Ayn Rand was furious when she heard that Howard Roark's speech at the trial was being trimmed, chiefly because it was considered long, rambling and confusing, especially to Gary Cooper who didn't understand it. She got the studio to make sure that the speech was untouched and in its entirety in the finished product.
Warner Bros. approached Frank Lloyd Wright (who had been the inspiration for Ayn Rand's character, Howard Roark), and asked him to submit some architectural designs to be used in the film. However, the studio balked when Wright requested his usual fee of $250,000, and decided instead to leave the designs to the film's art director, Edward Carrere.
The film's failure was largely attributed to Gary Cooper, who at 47 was much older than his twenty-something character and was considered by many critics to be unconvincing playing a man with high ideals.
Michael Cimino planned to do a remake with United Artists, but the colossal failure of " Heavens Gate" meant that it was almost 5 years before he stood behind a camera again, and UA had since gone into bankruptcy.
The view from Gail Wynand's office appears to be the view from the dome of the former New York World Building on Park Row, which contained the office of publisher Joseph Pulitzer Jr., the World's publisher. Despite this, the character of Gail Wynand is believed to be based on Pulitzer's arch-rival William Randolph Hearst.

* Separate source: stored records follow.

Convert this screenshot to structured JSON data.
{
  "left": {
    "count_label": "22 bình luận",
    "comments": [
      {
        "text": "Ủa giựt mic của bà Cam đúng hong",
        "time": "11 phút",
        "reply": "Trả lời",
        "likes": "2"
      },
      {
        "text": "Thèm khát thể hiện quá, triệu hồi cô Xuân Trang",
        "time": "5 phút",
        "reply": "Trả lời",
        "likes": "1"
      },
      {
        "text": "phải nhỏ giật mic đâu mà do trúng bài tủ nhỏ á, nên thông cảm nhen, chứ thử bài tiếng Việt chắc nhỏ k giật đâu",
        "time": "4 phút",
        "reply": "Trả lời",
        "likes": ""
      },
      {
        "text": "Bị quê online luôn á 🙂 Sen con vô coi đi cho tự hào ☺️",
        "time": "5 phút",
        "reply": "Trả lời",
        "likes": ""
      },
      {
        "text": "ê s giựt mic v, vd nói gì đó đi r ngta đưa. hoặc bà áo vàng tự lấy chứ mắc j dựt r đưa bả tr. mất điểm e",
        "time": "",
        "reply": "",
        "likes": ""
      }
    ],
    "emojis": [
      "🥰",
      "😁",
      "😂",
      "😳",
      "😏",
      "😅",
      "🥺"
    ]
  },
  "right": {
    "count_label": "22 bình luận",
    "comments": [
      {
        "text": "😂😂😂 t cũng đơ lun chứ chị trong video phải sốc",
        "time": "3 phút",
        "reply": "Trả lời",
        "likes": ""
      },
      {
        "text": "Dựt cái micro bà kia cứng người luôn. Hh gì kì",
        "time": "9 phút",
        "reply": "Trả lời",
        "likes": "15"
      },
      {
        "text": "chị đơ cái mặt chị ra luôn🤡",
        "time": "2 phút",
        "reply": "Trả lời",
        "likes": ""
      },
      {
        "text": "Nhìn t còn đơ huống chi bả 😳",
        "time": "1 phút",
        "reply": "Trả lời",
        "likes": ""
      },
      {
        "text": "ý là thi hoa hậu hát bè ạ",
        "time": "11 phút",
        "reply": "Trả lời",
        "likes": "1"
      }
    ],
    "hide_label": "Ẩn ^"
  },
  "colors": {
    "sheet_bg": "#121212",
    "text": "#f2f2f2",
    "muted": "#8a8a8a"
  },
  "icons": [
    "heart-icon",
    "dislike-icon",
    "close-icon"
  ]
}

Patricia Neal said in an autobiography that the sudden unavailability of a stunt woman meant that she had to learn to ride a horse for the riding scenes, including the frenetic cross-country gallop to the quarry. Since she only needed to be seen close-up in the saddle during the brief angry confrontation with Roark and her character was only seen when actually riding in silhouette and in distance-shots, someone with real riding skills could have stood in for Neal at any time during production for this 'second unit' footage; there would have been no sense in risking injury to the star.